As rank-and-file senators grow more worried that a controversial teacher bonus program could be slipped into the annual budget for the second year in a row, Senate President Andy Gardiner said this evening he endorses that approach as a possible "appropriate" compromise with the House.
"It was in the implementing bill last year. I think it’s an issue that’s very important to the speaker-designate (Rep. Richard Corcoran), and it’s not a new issue," Gardiner, R-Orlando, said of the "Best & Brightest" program that awards bonuses to "highly effective" teachers based on their high school SAT/ACT scores.
"Maybe that’s the compromise -– where instead of codifying it in statute in Senate Bill 524, it’s a one-year implementation," Gardiner said, referencing a massive education bill that includes permanently extending the bonuses.
"I think that might be appropriate, but I’ll leave that to the chairs to see if they want to do that," he said.
Senate Appropriations Chairman Tom Lee, R-Brandon, and Corcoran, R-Land O'Lakes, are still negotiating the 2016-17 budget in conference committee.

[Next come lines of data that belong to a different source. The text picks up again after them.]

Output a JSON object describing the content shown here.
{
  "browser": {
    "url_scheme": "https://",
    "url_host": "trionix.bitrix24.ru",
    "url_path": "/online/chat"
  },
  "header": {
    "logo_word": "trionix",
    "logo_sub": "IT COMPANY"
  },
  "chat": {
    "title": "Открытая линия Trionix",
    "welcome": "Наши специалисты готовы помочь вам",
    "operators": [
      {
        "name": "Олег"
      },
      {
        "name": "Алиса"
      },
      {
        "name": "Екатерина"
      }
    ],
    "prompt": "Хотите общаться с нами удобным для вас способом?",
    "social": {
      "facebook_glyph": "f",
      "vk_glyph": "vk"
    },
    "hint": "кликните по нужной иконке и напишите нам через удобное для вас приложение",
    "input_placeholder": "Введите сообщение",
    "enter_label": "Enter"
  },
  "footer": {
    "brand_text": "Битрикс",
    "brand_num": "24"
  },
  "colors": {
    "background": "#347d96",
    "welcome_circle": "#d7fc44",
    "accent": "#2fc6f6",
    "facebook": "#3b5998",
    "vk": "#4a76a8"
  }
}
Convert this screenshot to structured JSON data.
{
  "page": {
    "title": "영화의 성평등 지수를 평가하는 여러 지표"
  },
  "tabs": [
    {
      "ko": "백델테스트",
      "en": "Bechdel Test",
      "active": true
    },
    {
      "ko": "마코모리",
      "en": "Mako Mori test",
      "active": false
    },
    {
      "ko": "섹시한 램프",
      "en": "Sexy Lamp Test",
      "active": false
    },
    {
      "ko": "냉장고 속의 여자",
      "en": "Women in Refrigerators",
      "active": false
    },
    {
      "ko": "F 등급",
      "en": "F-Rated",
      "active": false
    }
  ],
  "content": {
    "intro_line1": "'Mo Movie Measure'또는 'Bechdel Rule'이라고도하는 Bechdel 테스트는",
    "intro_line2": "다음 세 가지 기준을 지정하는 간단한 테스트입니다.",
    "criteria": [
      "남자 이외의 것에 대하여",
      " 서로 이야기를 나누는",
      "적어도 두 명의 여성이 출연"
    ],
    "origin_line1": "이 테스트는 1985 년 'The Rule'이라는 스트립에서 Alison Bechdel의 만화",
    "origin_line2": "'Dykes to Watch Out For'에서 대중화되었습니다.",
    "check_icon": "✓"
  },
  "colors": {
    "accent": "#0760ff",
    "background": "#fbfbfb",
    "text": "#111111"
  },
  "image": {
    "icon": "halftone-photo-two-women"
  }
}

To the frustration of some of his fellow senators (Republicans and Democrats), Lee said earlier this week he "absolutely would" consider extending the teacher bonuses for another year through implementing language -- which was how the program was enacted last year. Lee said Corcoran "deserves some deference" on his priorities, as the Senate does their's.
When asked whether the Senate should grant an up-or-down vote to the controversial policy, Gardiner told reporters: "If it’s in the budget, there will be a floor vote."